Urban growth modelling and simulation
Learning from the past, applying in the present and dreaming of the future
Our backgrounds and circumstances influence the way we see and experience cities. But one thing remains true of cities: there is always a buzz of interactivity of some sort, be it in business transactions, leisure activities or the process of moving about. Cities are complex systems and governing cities is, unsurprisingly, a complicated matter.
As cities grow, they become increasingly complex in terms of economic systems, social structures and geopolitical considerations. Different role players, acting individually and collectively, give rise to the emergent patterns of the city – traffic congestion, housing shortages, and deficits in service delivery. Factors like natural disasters and climate change add to the dynamic, complex character of cities.
So, how do planners and decision-makers plan cities in a way that will make them sustainable? How do they ensure that the outcomes they intend will be achieved? And how do they test the likely impact of policy interventions?
One of the tools at their disposal is urban modelling, in which the Council for Scientific and Industrial Research (CSIR) has been investing for several years, adapting a simulation model developed in the United States, UrbanSim, and applying it in a local context. Urban growth modelling is essentially a tool to facilitate coordination and prioritisation, taking account of the fact that different role-players in the city make disparate decisions, which influence the major issues that our cities face.
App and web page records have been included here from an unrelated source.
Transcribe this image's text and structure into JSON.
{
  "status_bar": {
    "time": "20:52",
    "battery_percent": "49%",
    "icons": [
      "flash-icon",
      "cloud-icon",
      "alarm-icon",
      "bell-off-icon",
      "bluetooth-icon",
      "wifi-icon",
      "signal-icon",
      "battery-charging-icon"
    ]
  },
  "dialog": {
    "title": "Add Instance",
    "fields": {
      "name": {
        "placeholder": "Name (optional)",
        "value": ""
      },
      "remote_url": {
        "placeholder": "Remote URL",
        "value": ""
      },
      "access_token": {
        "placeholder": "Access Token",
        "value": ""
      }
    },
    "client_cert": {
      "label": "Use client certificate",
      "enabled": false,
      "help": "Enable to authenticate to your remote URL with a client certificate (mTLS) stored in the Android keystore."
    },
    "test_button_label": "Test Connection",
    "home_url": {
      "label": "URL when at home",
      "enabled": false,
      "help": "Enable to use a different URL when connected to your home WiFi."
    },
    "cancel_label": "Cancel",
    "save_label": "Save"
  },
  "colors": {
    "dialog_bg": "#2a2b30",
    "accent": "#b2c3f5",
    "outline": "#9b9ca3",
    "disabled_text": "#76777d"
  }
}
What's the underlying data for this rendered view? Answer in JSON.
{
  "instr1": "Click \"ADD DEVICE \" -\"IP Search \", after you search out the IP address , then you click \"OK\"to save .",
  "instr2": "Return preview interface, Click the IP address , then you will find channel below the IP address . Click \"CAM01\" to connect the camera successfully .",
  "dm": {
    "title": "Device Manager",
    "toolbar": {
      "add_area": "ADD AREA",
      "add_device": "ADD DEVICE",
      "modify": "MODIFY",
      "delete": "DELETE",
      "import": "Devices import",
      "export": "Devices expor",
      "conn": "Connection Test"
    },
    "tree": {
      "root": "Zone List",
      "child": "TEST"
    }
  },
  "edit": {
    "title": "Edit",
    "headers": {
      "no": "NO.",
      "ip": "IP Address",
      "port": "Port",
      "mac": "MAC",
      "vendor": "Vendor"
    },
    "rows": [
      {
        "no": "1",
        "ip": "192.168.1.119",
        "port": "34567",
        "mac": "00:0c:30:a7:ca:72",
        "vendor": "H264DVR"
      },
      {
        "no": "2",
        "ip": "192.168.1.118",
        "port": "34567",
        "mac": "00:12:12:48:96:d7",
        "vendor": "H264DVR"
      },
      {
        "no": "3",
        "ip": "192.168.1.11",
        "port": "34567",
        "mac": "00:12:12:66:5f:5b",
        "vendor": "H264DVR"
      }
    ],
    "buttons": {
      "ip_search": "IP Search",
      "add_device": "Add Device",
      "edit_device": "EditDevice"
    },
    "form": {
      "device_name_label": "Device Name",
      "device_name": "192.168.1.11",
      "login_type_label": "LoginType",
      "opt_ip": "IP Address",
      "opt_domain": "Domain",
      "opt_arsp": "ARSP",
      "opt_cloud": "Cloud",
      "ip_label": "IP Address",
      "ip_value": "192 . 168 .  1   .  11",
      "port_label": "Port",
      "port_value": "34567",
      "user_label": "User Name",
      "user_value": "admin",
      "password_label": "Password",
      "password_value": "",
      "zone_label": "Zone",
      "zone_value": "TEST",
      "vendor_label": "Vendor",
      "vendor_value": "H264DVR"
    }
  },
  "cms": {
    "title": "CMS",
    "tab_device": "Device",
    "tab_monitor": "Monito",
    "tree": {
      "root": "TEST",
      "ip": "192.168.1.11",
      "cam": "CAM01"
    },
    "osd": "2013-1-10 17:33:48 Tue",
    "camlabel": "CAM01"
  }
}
The CSIR’s work on urban growth modelling has been from the perspective of various role-players, including government.